- Problem
Starting at the line that contains "Parse this screenshot: output", write out every line through the last one in the records below, word for word. Leave out any pictures.

Web page and app entries:
-- Opening Marker --
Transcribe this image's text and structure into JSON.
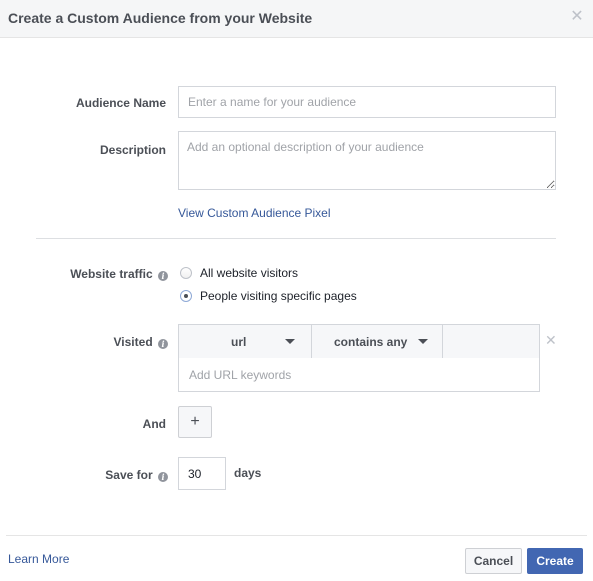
{
  "dialog": {
    "title": "Create a Custom Audience from your Website",
    "close_icon": "close-x-icon"
  },
  "form": {
    "audience_name": {
      "label": "Audience Name",
      "value": "",
      "placeholder": "Enter a name for your audience"
    },
    "description": {
      "label": "Description",
      "value": "",
      "placeholder": "Add an optional description of your audience"
    },
    "pixel_link": "View Custom Audience Pixel",
    "website_traffic": {
      "label": "Website traffic",
      "info_icon": "info-icon",
      "options": [
        {
          "label": "All website visitors",
          "selected": false
        },
        {
          "label": "People visiting specific pages",
          "selected": true
        }
      ]
    },
    "visited": {
      "label": "Visited",
      "info_icon": "info-icon",
      "field_select": "url",
      "operator_select": "contains any",
      "keywords_value": "",
      "keywords_placeholder": "Add URL keywords",
      "remove_icon": "close-x-icon"
    },
    "and": {
      "label": "And",
      "add_button": "+"
    },
    "save_for": {
      "label": "Save for",
      "info_icon": "info-icon",
      "value": "30",
      "unit": "days"
    }
  },
  "footer": {
    "learn_more": "Learn More",
    "cancel": "Cancel",
    "create": "Create"
  },
  "colors": {
    "primary": "#4267b2",
    "link": "#365899",
    "header_bg": "#f5f6f7",
    "label": "#4b4f56"
  }
}
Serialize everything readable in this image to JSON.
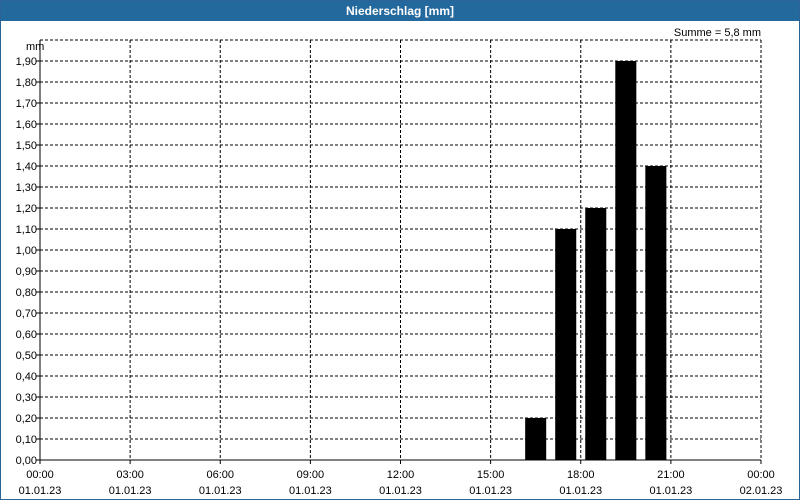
{
  "window": {
    "title": "Niederschlag [mm]"
  },
  "chart_data": {
    "type": "bar",
    "title": "Niederschlag [mm]",
    "ylabel": "mm",
    "summary": "Summe = 5,8 mm",
    "ylim": [
      0,
      2.0
    ],
    "yticks": [
      "0,00",
      "0,10",
      "0,20",
      "0,30",
      "0,40",
      "0,50",
      "0,60",
      "0,70",
      "0,80",
      "0,90",
      "1,00",
      "1,10",
      "1,20",
      "1,30",
      "1,40",
      "1,50",
      "1,60",
      "1,70",
      "1,80",
      "1,90"
    ],
    "xticks": [
      {
        "time": "00:00",
        "date": "01.01.23"
      },
      {
        "time": "03:00",
        "date": "01.01.23"
      },
      {
        "time": "06:00",
        "date": "01.01.23"
      },
      {
        "time": "09:00",
        "date": "01.01.23"
      },
      {
        "time": "12:00",
        "date": "01.01.23"
      },
      {
        "time": "15:00",
        "date": "01.01.23"
      },
      {
        "time": "18:00",
        "date": "01.01.23"
      },
      {
        "time": "21:00",
        "date": "01.01.23"
      },
      {
        "time": "00:00",
        "date": "02.01.23"
      }
    ],
    "bars": [
      {
        "time": "16:00",
        "value": 0.2
      },
      {
        "time": "17:00",
        "value": 1.1
      },
      {
        "time": "18:00",
        "value": 1.2
      },
      {
        "time": "19:00",
        "value": 1.9
      },
      {
        "time": "20:00",
        "value": 1.4
      }
    ],
    "grid": true,
    "colors": {
      "bar": "#000000",
      "title_bar": "#24699d",
      "title_text": "#ffffff"
    }
  }
}
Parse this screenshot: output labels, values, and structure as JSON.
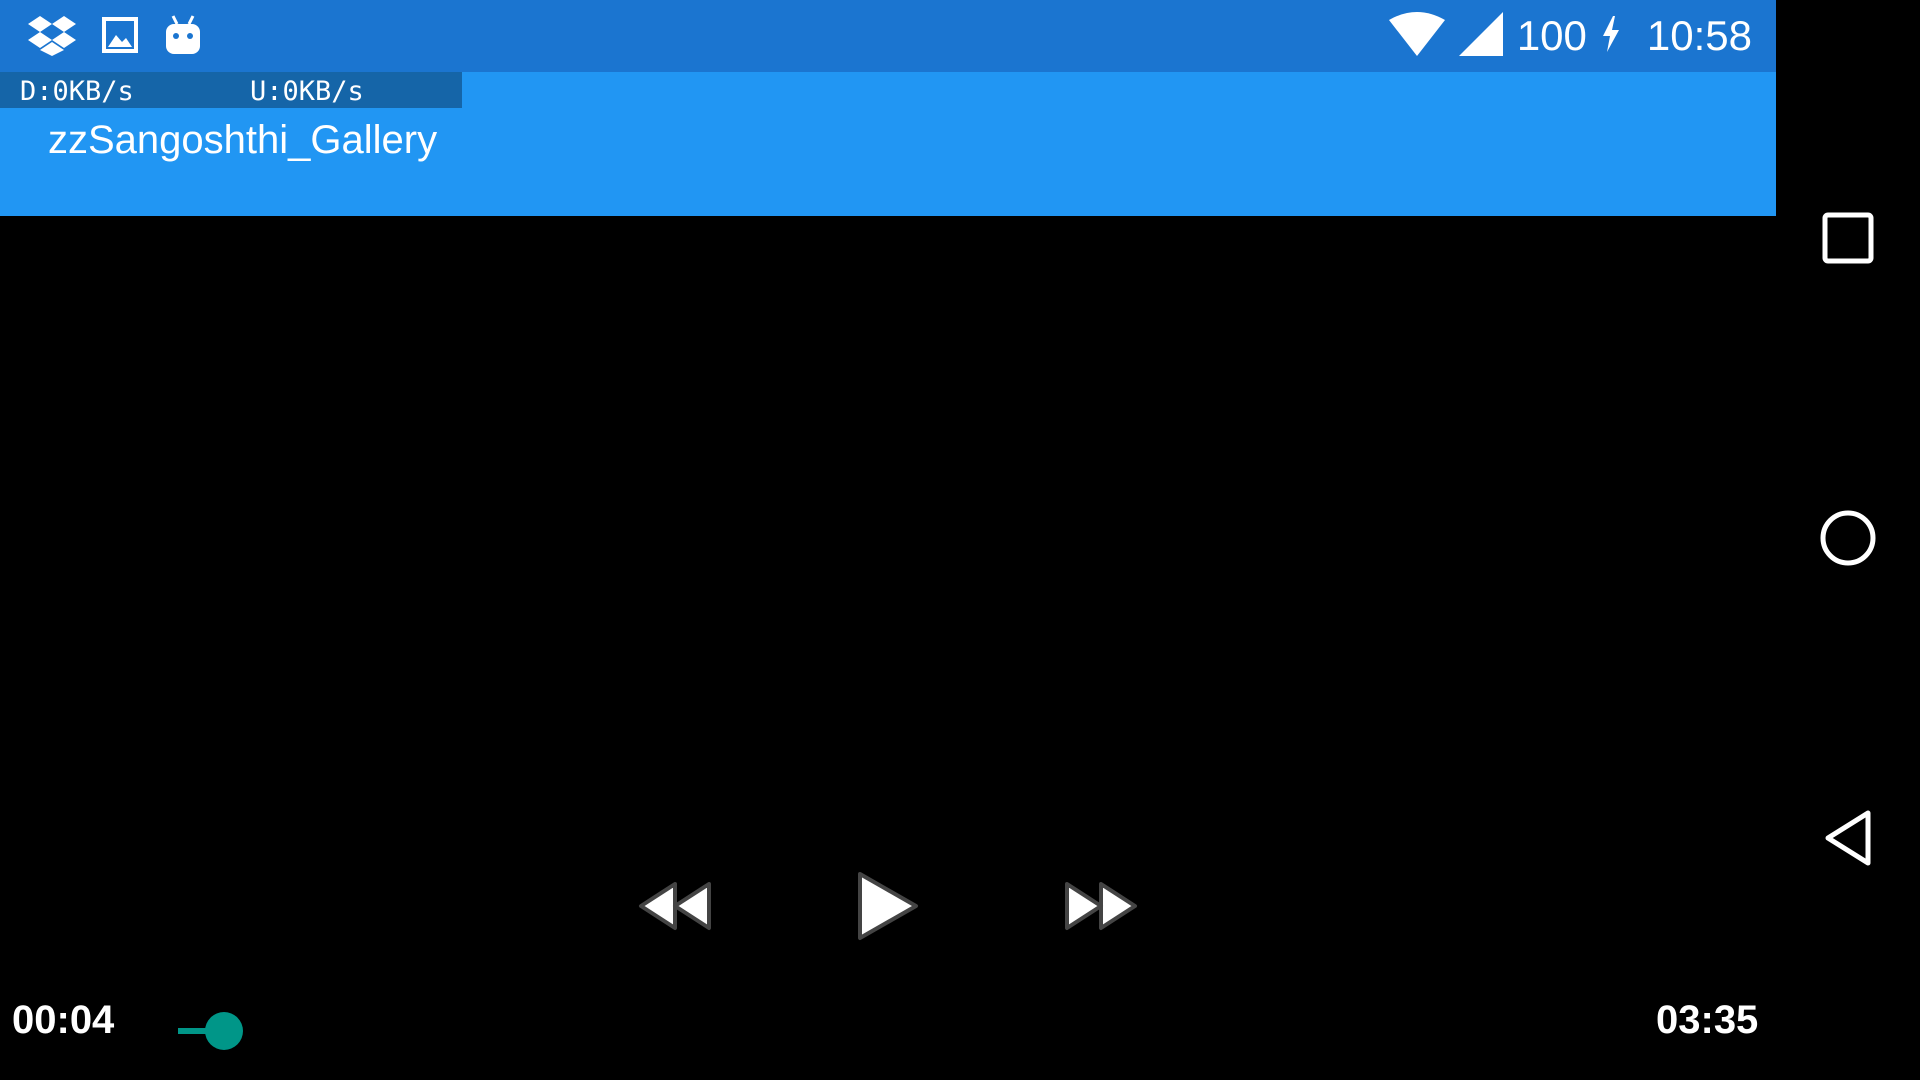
{
  "status_bar": {
    "left_icons": [
      "dropbox-icon",
      "image-icon",
      "android-debug-icon"
    ],
    "battery_level": "100",
    "clock": "10:58",
    "background_color": "#1b75d0"
  },
  "app_bar": {
    "net_download": "D:0KB/s",
    "net_upload": "U:0KB/s",
    "title": "zzSangoshthi_Gallery",
    "background_color": "#2196f3"
  },
  "player": {
    "current_time": "00:04",
    "total_time": "03:35",
    "progress_fraction": 0.019,
    "accent_color": "#009688",
    "controls": [
      "rewind-icon",
      "play-icon",
      "fast-forward-icon"
    ]
  },
  "nav_bar": {
    "buttons": [
      "recents-icon",
      "home-icon",
      "back-icon"
    ]
  }
}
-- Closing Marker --
- Answer box
Parse this screenshot: output labels, values, and structure as JSON.
{
  "status_bar": {
    "left_icons": [
      "dropbox-icon",
      "image-icon",
      "android-debug-icon"
    ],
    "battery_level": "100",
    "clock": "10:58",
    "background_color": "#1b75d0"
  },
  "app_bar": {
    "net_download": "D:0KB/s",
    "net_upload": "U:0KB/s",
    "title": "zzSangoshthi_Gallery",
    "background_color": "#2196f3"
  },
  "player": {
    "current_time": "00:04",
    "total_time": "03:35",
    "progress_fraction": 0.019,
    "accent_color": "#009688",
    "controls": [
      "rewind-icon",
      "play-icon",
      "fast-forward-icon"
    ]
  },
  "nav_bar": {
    "buttons": [
      "recents-icon",
      "home-icon",
      "back-icon"
    ]
  }
}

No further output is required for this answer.